Harare — Zimbabwe President Robert Mugabe was meeting with a South African delegation at the state house Thursday as negotiations pushed for a resolution to the political turmoil and the likely end to his decades-long rule.
South Africa President Jacob Zuma, speaking in parliament, said the political situation “very shortly will be becoming clear.” The talks include the military and, reportedly, the Catholic church.
Seizing on the political limbo to speak out, civil society groups and opposition leaders urged Mugabe to step aside after 37 years in power and for the country to transition into free and fair elections.
Mugabe has been in military custody, reportedly with his wife, since the army stepped in overnight Tuesday. There was no sign of former Vice President Emmerson Mnangagwa, whose firing last week angered supporters in the military amid widespread concern that unpopular first lady Grace Mugabe would take his place.
The military remained in the streets of Harare. Southern African regional officials were meeting in neighboring Botswana on the crisis.
A joint statement by more than 100 civil society groups urged the 93-year-old Mugabe, the world’s oldest head of state, to peacefully step aside and asked the military to respect the constitution. A joint statement by churches also appealed for calm.
One analyst said he believed the negotiations “have pretty much reached an end point” to get Mugabe to step aside and that it was a “matter of hours or days.”
Knox Chitiyo, associate fellow with the Africa program at Chatham House, warned that speculation remains high but said the aim was a peaceful, managed transition. He said the military wants a dignified exit for Mugabe, who has ruled since independence from white minority rule in 1980 and remains widely known, even praised, in Africa as a liberation leader.
Chitiyo said he doesn’t know where the ailing Mugabe would go but that the destination is “likely driven by his health.” Mugabe routinely seeks medical treatment in Singapore.

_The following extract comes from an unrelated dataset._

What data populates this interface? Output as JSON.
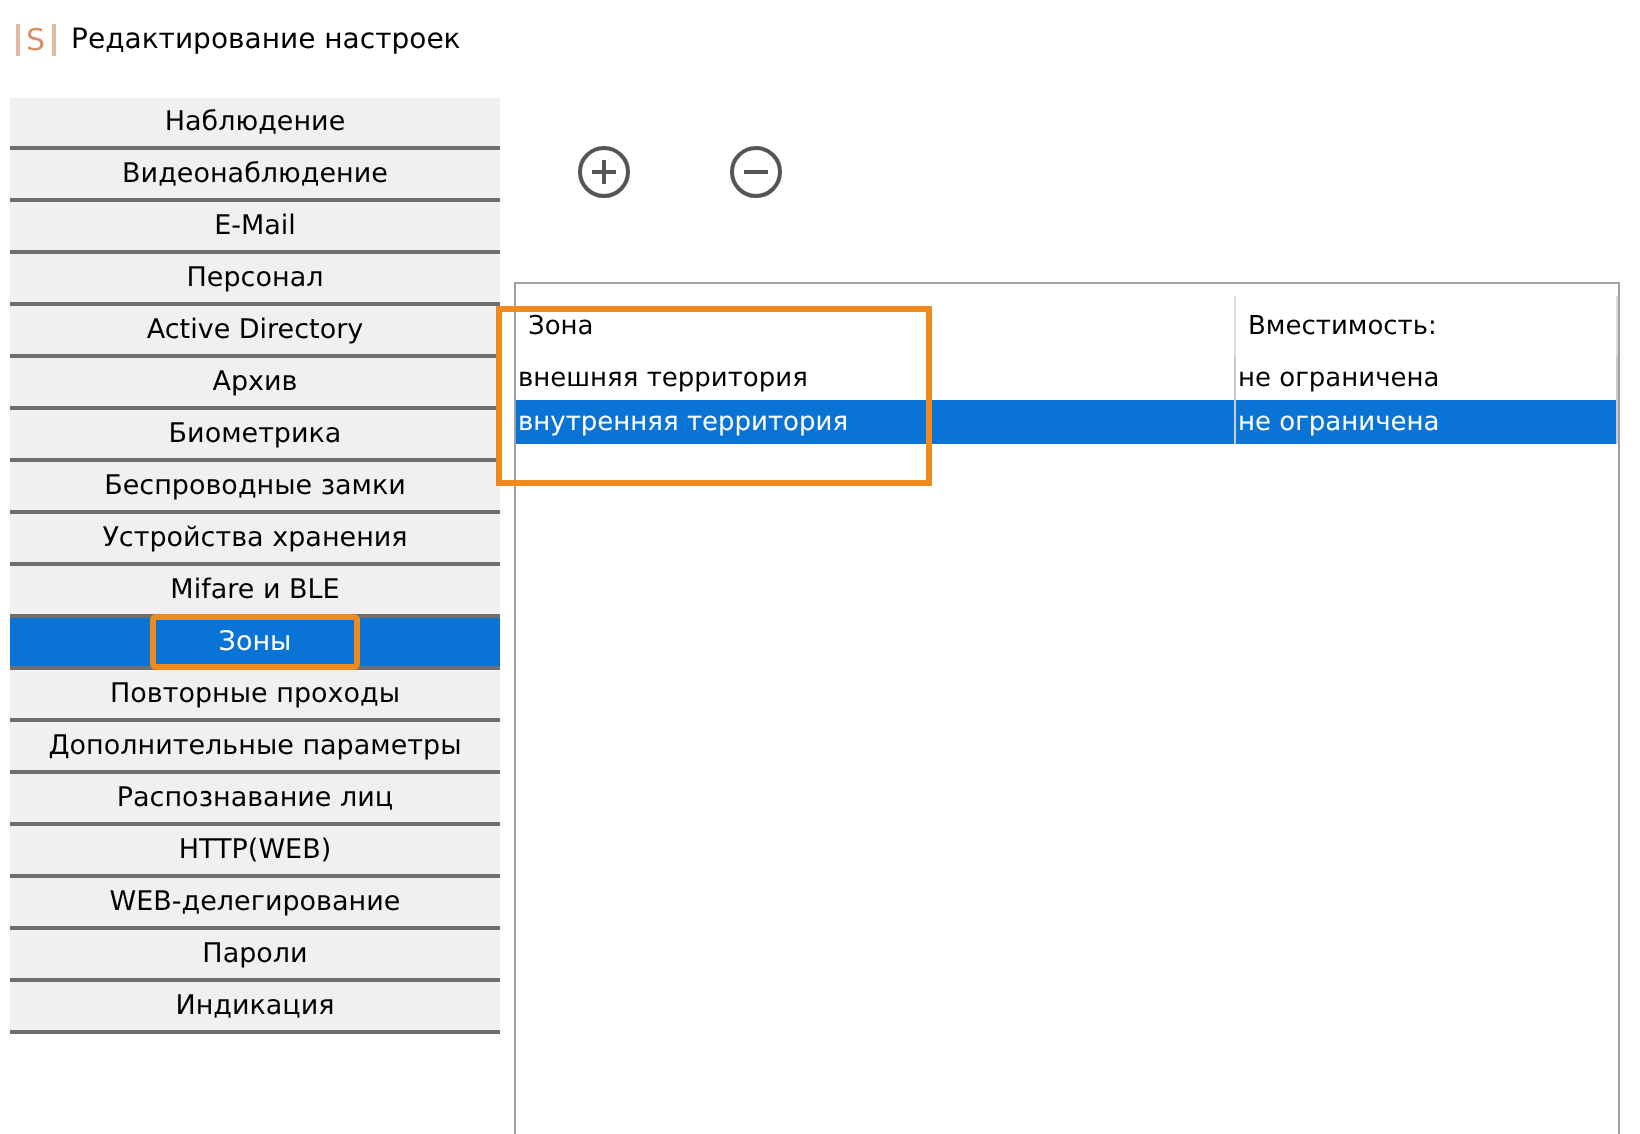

Opposition leaders spoke out but said they had not been contacted as part of the Mugabe negotiations.
Opposition leader Morgan Tsvangirai, who shared power with Mugabe between 2009 and 2013, said Mugabe must resign and said his party would participate in talks on a transitional mechanism if approached.
He pointedly referred to Mugabe as “Mister.”
A vice president who was fired in 2014, Joice Mujuru, called for “free, fair and credible elections” following a transition arrangement that draws from a range of communities.
Zimbabwean Evan Mawarire, the pastor whose #ThisFlag social media campaign last year led to the largest anti-government protests in a decade, asked: “Should we just sit and wait or shall we at least be part of this transition process?”
Across the country, Zimbabweans long frustrated by crackdowns on dissent and a collapsing economy were enjoying freedoms they haven’t had in years. For once, they weren’t contending with bribe-seeking police officers who mounted roadblocks every few miles (kilometers).
Soldiers manning the few checkpoints leading into downtown Harare greeted motorists with a smile, searching cars without hostilities and wishing motorists a safe journey.
Street vendors who endured police raids after Mugabe ordered their removal were working without hassles. Trade unions urged workers to go about their business.
“The situation is quite OK because they are now returning to their jobs,” said one resident, Clinton Mandioper.
Human rights groups urged respect for rights as the drama played out.
Amid questions about the whereabouts of first lady Grace Mugabe, one Namibian newspaper, the New Era, reported that the country’s foreign minister denied she had fled there.
The U.S. Embassy advised citizens in Zimbabwe to “limit unnecessary movements” as political uncertainty continues. The British government also urged its citizens to avoid large gatherings and any demonstrations.